How did Chevrolet spend years working on the Cosworth Vega, and end up with nothing more than a Vega the way it should have been in the first place, with a perkier and less rough but certainly not a high performance engine? And then price it at twice the price of a regular Vega? Or 50% more than a 1976 Camaro LT V8 went for. One of the great mysteries of the 1970s.
This will make our third Cosworth Vega post. The first was by me back in 2012, and not surprisingly, a GM Deadly Sin (#27), titled “Too Little, Too Late, Too Expensive”. The second was by Ed Stembridge, when he surprised us with a lavish and eloquent tribute to the development and history of the CV, as well as the story of one that he bought, and later sold. Of course, this happened in 2020, and Ed’s CV was pretty extensively modified to make significantly more power, which was of course the production CV’s Achilles heel. Well, that and an exorbitant price. I’m using some shots of Ed’s CV in this post.
So for #3, we go back to Road & Track’s test of a privately owned CV, as apparently Chevrolet was limiting access to them. Were they concerned that the press might be a bit let down after the years of hype and heightened expectations? Not unfounded fears, it turns out.
R&T starts off a bit less than positive, pointing out that the CV was several years late. And then pokes fun at Chevrolet’s PR comments about their new baby:
“One objective of the Cosworth Vega is to generate excitement and bolster interest in the GM domestic small car market. Aimed at the genuine enthusiast generally enamored of the present small imported sportsters, the Cosworth Vega is a practical demonstration of the Vega’s vitality, design depth and versatility. It is more than just an engine, it is a design concept built on existing Vega chassis and body design without any major change. In this car, the knowledgeable small sportster enthusiast will recognize and appreciate American design innovation and engineering imagination…”
Jeez; how utterly clueless. Sounds like a bad translation from another language. No wonder the CV was a flop and GM went tits up. “The small sportster enthusiast”? Who talks or writes like that, in 1976? Someone in Detroit completely out of touch with what’s been going on for quite a while.
Anyway, by the mid ’70s it wasn’t so much “small sportsters” but sports sedans like the BMW 2002 that should have been the CV’s target. But the 2002Tii had significantly more power (130 hp) than the CV’s 110 hp, without having to resort to exotic four-valve DOHC heads and all sorts of other high tech hardware. And in the end, that 110 hp was essentially the same as a base 2002 or 320i.
The good news was that the reduction in stroke resulting in 2.0 liters displacement took a fair amount of the 2.3 L Vega engine’s roughness away. But the bad news was summed up in this line: “For all its exotic features, however, the Cosworth Vega engine is not a high-performance unit.”
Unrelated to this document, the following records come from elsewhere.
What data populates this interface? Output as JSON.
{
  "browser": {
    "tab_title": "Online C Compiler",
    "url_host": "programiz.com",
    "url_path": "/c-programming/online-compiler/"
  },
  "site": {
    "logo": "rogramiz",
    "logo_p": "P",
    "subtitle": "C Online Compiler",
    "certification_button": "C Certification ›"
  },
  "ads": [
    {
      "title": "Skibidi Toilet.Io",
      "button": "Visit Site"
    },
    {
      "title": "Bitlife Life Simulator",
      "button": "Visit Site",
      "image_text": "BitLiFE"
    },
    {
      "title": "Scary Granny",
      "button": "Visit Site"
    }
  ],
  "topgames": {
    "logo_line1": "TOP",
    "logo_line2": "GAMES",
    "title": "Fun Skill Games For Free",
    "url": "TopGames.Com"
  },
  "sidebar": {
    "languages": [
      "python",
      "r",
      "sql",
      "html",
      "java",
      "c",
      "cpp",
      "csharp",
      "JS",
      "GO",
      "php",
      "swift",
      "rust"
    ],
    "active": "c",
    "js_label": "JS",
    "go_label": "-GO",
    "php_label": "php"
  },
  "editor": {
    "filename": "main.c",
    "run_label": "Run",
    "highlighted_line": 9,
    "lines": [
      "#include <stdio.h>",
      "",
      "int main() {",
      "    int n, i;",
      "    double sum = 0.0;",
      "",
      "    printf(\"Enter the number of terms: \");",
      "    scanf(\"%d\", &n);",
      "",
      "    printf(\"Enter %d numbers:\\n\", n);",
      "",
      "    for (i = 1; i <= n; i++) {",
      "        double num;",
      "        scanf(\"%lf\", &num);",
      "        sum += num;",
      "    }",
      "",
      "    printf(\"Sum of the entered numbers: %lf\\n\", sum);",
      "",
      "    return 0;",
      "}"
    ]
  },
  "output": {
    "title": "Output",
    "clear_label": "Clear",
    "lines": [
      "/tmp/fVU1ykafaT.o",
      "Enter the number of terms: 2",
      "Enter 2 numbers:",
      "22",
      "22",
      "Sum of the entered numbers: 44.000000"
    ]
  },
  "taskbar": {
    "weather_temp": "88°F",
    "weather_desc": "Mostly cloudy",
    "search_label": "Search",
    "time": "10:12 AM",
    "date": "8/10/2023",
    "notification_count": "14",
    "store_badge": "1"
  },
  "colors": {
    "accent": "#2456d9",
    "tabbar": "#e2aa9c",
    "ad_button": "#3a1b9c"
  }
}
R&T points out that 55 hp/L is a quite modest output, and compared it to the rather similar Jensen-Healey engine, also a 2.0 L with high-tech four-valve DOHC head, but only with carbs instead of the CV’s fuel injection. Yet it made 140 hp, to the CV’s 110. What happened?
It really is one of the greater mysteries of the time, given how much time and resources GM threw at the CV. And ends up with a high-tech but quite middling engine.
And the results are painfully obvious in the stats: 0-60 in 12.3 seconds. Decidedly slower than a BMW 320i. 1/4 mile: 18.5 seconds @74 mph. Very modest.
And another unfortunate compromise: no air conditioning available. It’s 1976, and folks are getting used to having a/c in all kinds of cars, most of all from GM.
Yes, the CV handled well, but so did the regular Vegas. And not all was well even then: there was transient oversteer, which happened in part because the quite slow 22.5:1 ratio manual steering was simply too slow to respond fast enough in a succession of rapid maneuvers, like in the slalom test. A faster variable-ratio power steering would have solved that problem, but like the a/c, it was not available.
R&T was not able to generate skidpad speed and lateral acceleration numbers because the CV’s expensive engine started smoking ominously after only half a lap of the 100′ foot circle. Still a genuine Vega at heart, no matter how hard the Chevy engineers tried.
Here’s the rather painful summation: “with the Cosworth Vega engine the Vega now runs the way it should really have run all the time – easy, smooth, good response…” But expecting folks to pay more than double the price of a Vega to have a proper-running Vega was clearly not a viable proposition.
Now if it had had 150 hp, it might have been a different outcome.